____ Given information

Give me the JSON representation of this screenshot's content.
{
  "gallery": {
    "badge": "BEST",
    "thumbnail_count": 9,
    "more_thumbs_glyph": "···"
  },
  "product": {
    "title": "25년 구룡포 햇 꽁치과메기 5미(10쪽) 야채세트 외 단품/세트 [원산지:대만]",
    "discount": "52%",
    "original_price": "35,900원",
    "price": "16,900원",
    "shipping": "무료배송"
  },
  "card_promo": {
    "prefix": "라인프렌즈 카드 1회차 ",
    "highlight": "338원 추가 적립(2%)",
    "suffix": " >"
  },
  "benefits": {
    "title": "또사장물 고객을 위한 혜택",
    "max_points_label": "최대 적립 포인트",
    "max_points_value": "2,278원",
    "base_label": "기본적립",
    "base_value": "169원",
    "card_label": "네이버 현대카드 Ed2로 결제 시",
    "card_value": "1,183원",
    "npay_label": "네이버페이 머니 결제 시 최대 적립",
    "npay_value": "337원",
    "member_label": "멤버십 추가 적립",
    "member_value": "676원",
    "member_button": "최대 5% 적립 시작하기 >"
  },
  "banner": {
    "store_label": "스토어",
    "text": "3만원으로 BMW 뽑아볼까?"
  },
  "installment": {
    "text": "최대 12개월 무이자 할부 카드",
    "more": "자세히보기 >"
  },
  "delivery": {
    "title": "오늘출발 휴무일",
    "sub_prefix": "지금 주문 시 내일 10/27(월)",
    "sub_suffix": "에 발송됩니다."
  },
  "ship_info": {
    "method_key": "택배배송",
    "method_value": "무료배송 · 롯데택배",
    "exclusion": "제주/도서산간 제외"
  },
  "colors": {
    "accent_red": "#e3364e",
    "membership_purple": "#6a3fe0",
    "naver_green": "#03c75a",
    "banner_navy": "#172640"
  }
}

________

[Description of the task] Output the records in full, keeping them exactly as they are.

[Finished exercise]
Give me the JSON representation of this screenshot's content.
{
  "gallery": {
    "badge": "BEST",
    "thumbnail_count": 9,
    "more_thumbs_glyph": "···"
  },
  "product": {
    "title": "25년 구룡포 햇 꽁치과메기 5미(10쪽) 야채세트 외 단품/세트 [원산지:대만]",
    "discount": "52%",
    "original_price": "35,900원",
    "price": "16,900원",
    "shipping": "무료배송"
  },
  "card_promo": {
    "prefix": "라인프렌즈 카드 1회차 ",
    "highlight": "338원 추가 적립(2%)",
    "suffix": " >"
  },
  "benefits": {
    "title": "또사장물 고객을 위한 혜택",
    "max_points_label": "최대 적립 포인트",
    "max_points_value": "2,278원",
    "base_label": "기본적립",
    "base_value": "169원",
    "card_label": "네이버 현대카드 Ed2로 결제 시",
    "card_value": "1,183원",
    "npay_label": "네이버페이 머니 결제 시 최대 적립",
    "npay_value": "337원",
    "member_label": "멤버십 추가 적립",
    "member_value": "676원",
    "member_button": "최대 5% 적립 시작하기 >"
  },
  "banner": {
    "store_label": "스토어",
    "text": "3만원으로 BMW 뽑아볼까?"
  },
  "installment": {
    "text": "최대 12개월 무이자 할부 카드",
    "more": "자세히보기 >"
  },
  "delivery": {
    "title": "오늘출발 휴무일",
    "sub_prefix": "지금 주문 시 내일 10/27(월)",
    "sub_suffix": "에 발송됩니다."
  },
  "ship_info": {
    "method_key": "택배배송",
    "method_value": "무료배송 · 롯데택배",
    "exclusion": "제주/도서산간 제외"
  },
  "colors": {
    "accent_red": "#e3364e",
    "membership_purple": "#6a3fe0",
    "naver_green": "#03c75a",
    "banner_navy": "#172640"
  }
}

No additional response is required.